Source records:
--------------------------------
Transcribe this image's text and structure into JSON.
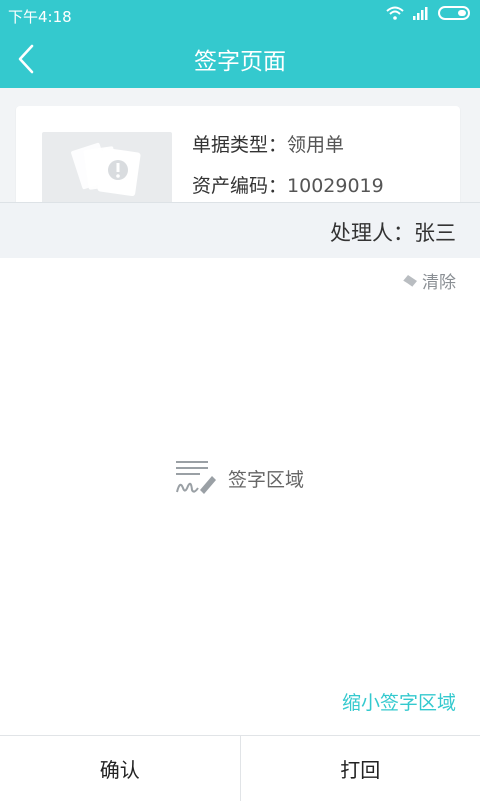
{
  "status_bar": {
    "time": "下午4:18"
  },
  "header": {
    "title": "签字页面",
    "back_icon": "chevron-left-icon"
  },
  "document": {
    "type_label": "单据类型：",
    "type_value": "领用单",
    "code_label": "资产编码：",
    "code_value": "10029019"
  },
  "handler": {
    "label": "处理人：",
    "name": "张三"
  },
  "signature": {
    "clear_label": "清除",
    "hint": "签字区域",
    "shrink_label": "缩小签字区域"
  },
  "footer": {
    "confirm_label": "确认",
    "return_label": "打回"
  },
  "colors": {
    "accent": "#34c9ce",
    "background": "#f2f4f6"
  }
}
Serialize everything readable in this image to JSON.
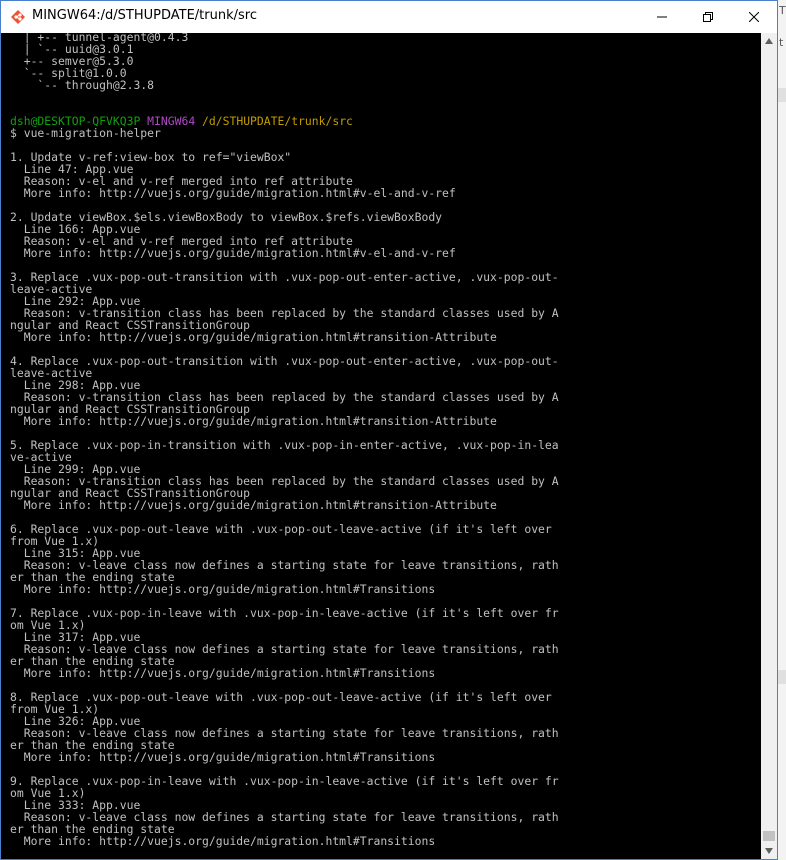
{
  "window": {
    "title": "MINGW64:/d/STHUPDATE/trunk/src"
  },
  "colors": {
    "prompt_user": "#13a10e",
    "prompt_host_env": "#b148c6",
    "prompt_path": "#c19c00",
    "text": "#c0c0c0",
    "background": "#000000"
  },
  "icons": {
    "app": "mingw-app-icon",
    "minimize": "minimize-icon",
    "maximize": "restore-icon",
    "close": "close-icon"
  },
  "terminal": {
    "tree_lines": [
      "  | +-- tunnel-agent@0.4.3",
      "  | `-- uuid@3.0.1",
      "  +-- semver@5.3.0",
      "  `-- split@1.0.0",
      "    `-- through@2.3.8"
    ],
    "prompt": {
      "user": "dsh@DESKTOP-QFVKQ3P",
      "env": "MINGW64",
      "path": "/d/STHUPDATE/trunk/src"
    },
    "command": "$ vue-migration-helper",
    "output": [
      "1. Update v-ref:view-box to ref=\"viewBox\"",
      "  Line 47: App.vue",
      "  Reason: v-el and v-ref merged into ref attribute",
      "  More info: http://vuejs.org/guide/migration.html#v-el-and-v-ref",
      "",
      "2. Update viewBox.$els.viewBoxBody to viewBox.$refs.viewBoxBody",
      "  Line 166: App.vue",
      "  Reason: v-el and v-ref merged into ref attribute",
      "  More info: http://vuejs.org/guide/migration.html#v-el-and-v-ref",
      "",
      "3. Replace .vux-pop-out-transition with .vux-pop-out-enter-active, .vux-pop-out-",
      "leave-active",
      "  Line 292: App.vue",
      "  Reason: v-transition class has been replaced by the standard classes used by A",
      "ngular and React CSSTransitionGroup",
      "  More info: http://vuejs.org/guide/migration.html#transition-Attribute",
      "",
      "4. Replace .vux-pop-out-transition with .vux-pop-out-enter-active, .vux-pop-out-",
      "leave-active",
      "  Line 298: App.vue",
      "  Reason: v-transition class has been replaced by the standard classes used by A",
      "ngular and React CSSTransitionGroup",
      "  More info: http://vuejs.org/guide/migration.html#transition-Attribute",
      "",
      "5. Replace .vux-pop-in-transition with .vux-pop-in-enter-active, .vux-pop-in-lea",
      "ve-active",
      "  Line 299: App.vue",
      "  Reason: v-transition class has been replaced by the standard classes used by A",
      "ngular and React CSSTransitionGroup",
      "  More info: http://vuejs.org/guide/migration.html#transition-Attribute",
      "",
      "6. Replace .vux-pop-out-leave with .vux-pop-out-leave-active (if it's left over",
      "from Vue 1.x)",
      "  Line 315: App.vue",
      "  Reason: v-leave class now defines a starting state for leave transitions, rath",
      "er than the ending state",
      "  More info: http://vuejs.org/guide/migration.html#Transitions",
      "",
      "7. Replace .vux-pop-in-leave with .vux-pop-in-leave-active (if it's left over fr",
      "om Vue 1.x)",
      "  Line 317: App.vue",
      "  Reason: v-leave class now defines a starting state for leave transitions, rath",
      "er than the ending state",
      "  More info: http://vuejs.org/guide/migration.html#Transitions",
      "",
      "8. Replace .vux-pop-out-leave with .vux-pop-out-leave-active (if it's left over",
      "from Vue 1.x)",
      "  Line 326: App.vue",
      "  Reason: v-leave class now defines a starting state for leave transitions, rath",
      "er than the ending state",
      "  More info: http://vuejs.org/guide/migration.html#Transitions",
      "",
      "9. Replace .vux-pop-in-leave with .vux-pop-in-leave-active (if it's left over fr",
      "om Vue 1.x)",
      "  Line 333: App.vue",
      "  Reason: v-leave class now defines a starting state for leave transitions, rath",
      "er than the ending state",
      "  More info: http://vuejs.org/guide/migration.html#Transitions"
    ]
  }
}
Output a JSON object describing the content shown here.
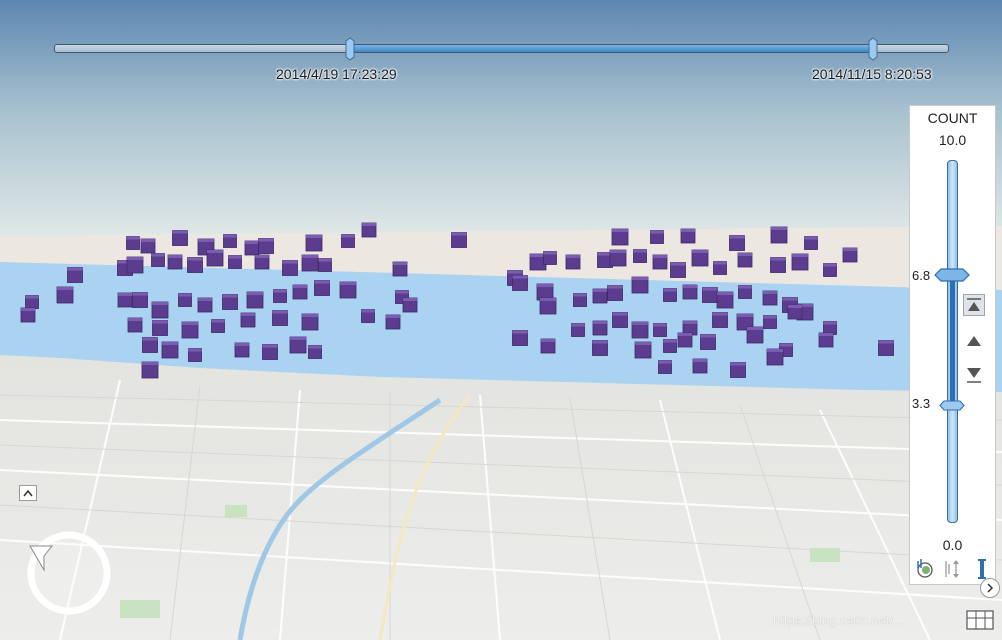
{
  "time_slider": {
    "start_label": "2014/4/19 17:23:29",
    "end_label": "2014/11/15 8:20:53"
  },
  "range_panel": {
    "field": "COUNT",
    "max": "10.0",
    "min": "0.0",
    "upper_value": "6.8",
    "lower_value": "3.3"
  },
  "colors": {
    "cube_fill": "#5b3c8f",
    "water": "#aad3f2",
    "accent": "#3f86c6"
  },
  "watermark": "https://blog.csdn.net/..."
}
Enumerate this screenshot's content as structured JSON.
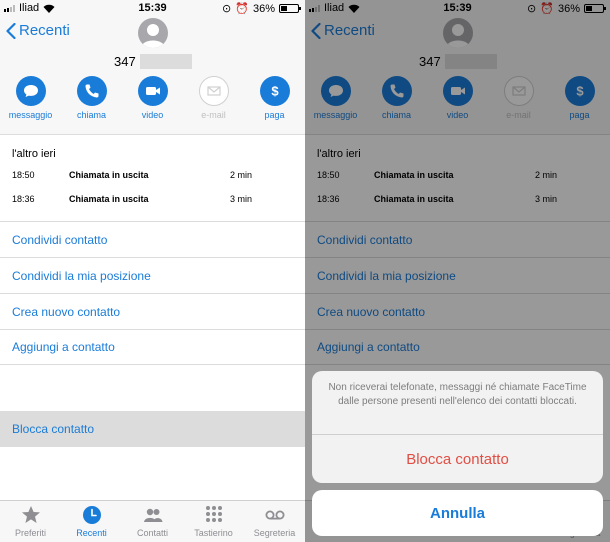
{
  "status": {
    "carrier": "Iliad",
    "time": "15:39",
    "battery": "36%"
  },
  "header": {
    "back_label": "Recenti",
    "phone_prefix": "347"
  },
  "actions": [
    {
      "label": "messaggio",
      "icon": "message-icon",
      "enabled": true
    },
    {
      "label": "chiama",
      "icon": "phone-icon",
      "enabled": true
    },
    {
      "label": "video",
      "icon": "video-icon",
      "enabled": true
    },
    {
      "label": "e-mail",
      "icon": "mail-icon",
      "enabled": false
    },
    {
      "label": "paga",
      "icon": "dollar-icon",
      "enabled": true
    }
  ],
  "recents": {
    "title": "l'altro ieri",
    "rows": [
      {
        "time": "18:50",
        "type": "Chiamata in uscita",
        "duration": "2 min"
      },
      {
        "time": "18:36",
        "type": "Chiamata in uscita",
        "duration": "3 min"
      }
    ]
  },
  "menu": [
    "Condividi contatto",
    "Condividi la mia posizione",
    "Crea nuovo contatto",
    "Aggiungi a contatto"
  ],
  "block_label": "Blocca contatto",
  "tabs": [
    {
      "label": "Preferiti",
      "icon": "star-icon",
      "active": false
    },
    {
      "label": "Recenti",
      "icon": "clock-icon",
      "active": true
    },
    {
      "label": "Contatti",
      "icon": "contacts-icon",
      "active": false
    },
    {
      "label": "Tastierino",
      "icon": "keypad-icon",
      "active": false
    },
    {
      "label": "Segreteria",
      "icon": "voicemail-icon",
      "active": false
    }
  ],
  "action_sheet": {
    "message": "Non riceverai telefonate, messaggi né chiamate FaceTime dalle persone presenti nell'elenco dei contatti bloccati.",
    "destructive_label": "Blocca contatto",
    "cancel_label": "Annulla"
  },
  "colors": {
    "accent": "#1a7cd9",
    "destructive": "#e14e44",
    "disabled": "#c0c0c0"
  }
}
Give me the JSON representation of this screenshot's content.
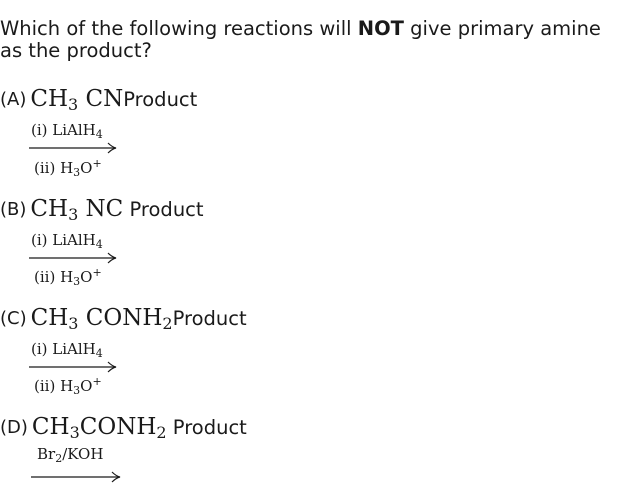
{
  "question": {
    "pre": "Which of the following reactions will ",
    "emphasis": "NOT",
    "post": " give primary amine as the product?"
  },
  "options": [
    {
      "label": "(A)",
      "formula": [
        "CH",
        "3",
        " CN"
      ],
      "product": "Product",
      "reagent_top": [
        "(i)  LiAlH",
        "4"
      ],
      "reagent_bottom": [
        "(ii)  H",
        "3",
        "O",
        "+"
      ]
    },
    {
      "label": "(B)",
      "formula": [
        "CH",
        "3",
        " NC"
      ],
      "product": "Product",
      "reagent_top": [
        "(i)  LiAlH",
        "4"
      ],
      "reagent_bottom": [
        "(ii)  H",
        "3",
        "O",
        "+"
      ]
    },
    {
      "label": "(C)",
      "formula": [
        "CH",
        "3",
        " CONH",
        "2"
      ],
      "product": "Product",
      "reagent_top": [
        "(i)  LiAlH",
        "4"
      ],
      "reagent_bottom": [
        "(ii)  H",
        "3",
        "O",
        "+"
      ]
    },
    {
      "label": "(D)",
      "formula": [
        "CH",
        "3",
        "CONH",
        "2"
      ],
      "product": "Product",
      "reagent_top": [
        "Br",
        "2",
        "/KOH"
      ]
    }
  ]
}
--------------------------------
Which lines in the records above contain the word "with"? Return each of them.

(SOLVED PROBLEM)
      "3. Replace .vux-pop-out-transition with .vux-pop-out-enter-active, .vux-pop-out-",
      "4. Replace .vux-pop-out-transition with .vux-pop-out-enter-active, .vux-pop-out-",
      "5. Replace .vux-pop-in-transition with .vux-pop-in-enter-active, .vux-pop-in-lea",
      "6. Replace .vux-pop-out-leave with .vux-pop-out-leave-active (if it's left over",
      "7. Replace .vux-pop-in-leave with .vux-pop-in-leave-active (if it's left over fr",
      "8. Replace .vux-pop-out-leave with .vux-pop-out-leave-active (if it's left over",
      "9. Replace .vux-pop-in-leave with .vux-pop-in-leave-active (if it's left over fr",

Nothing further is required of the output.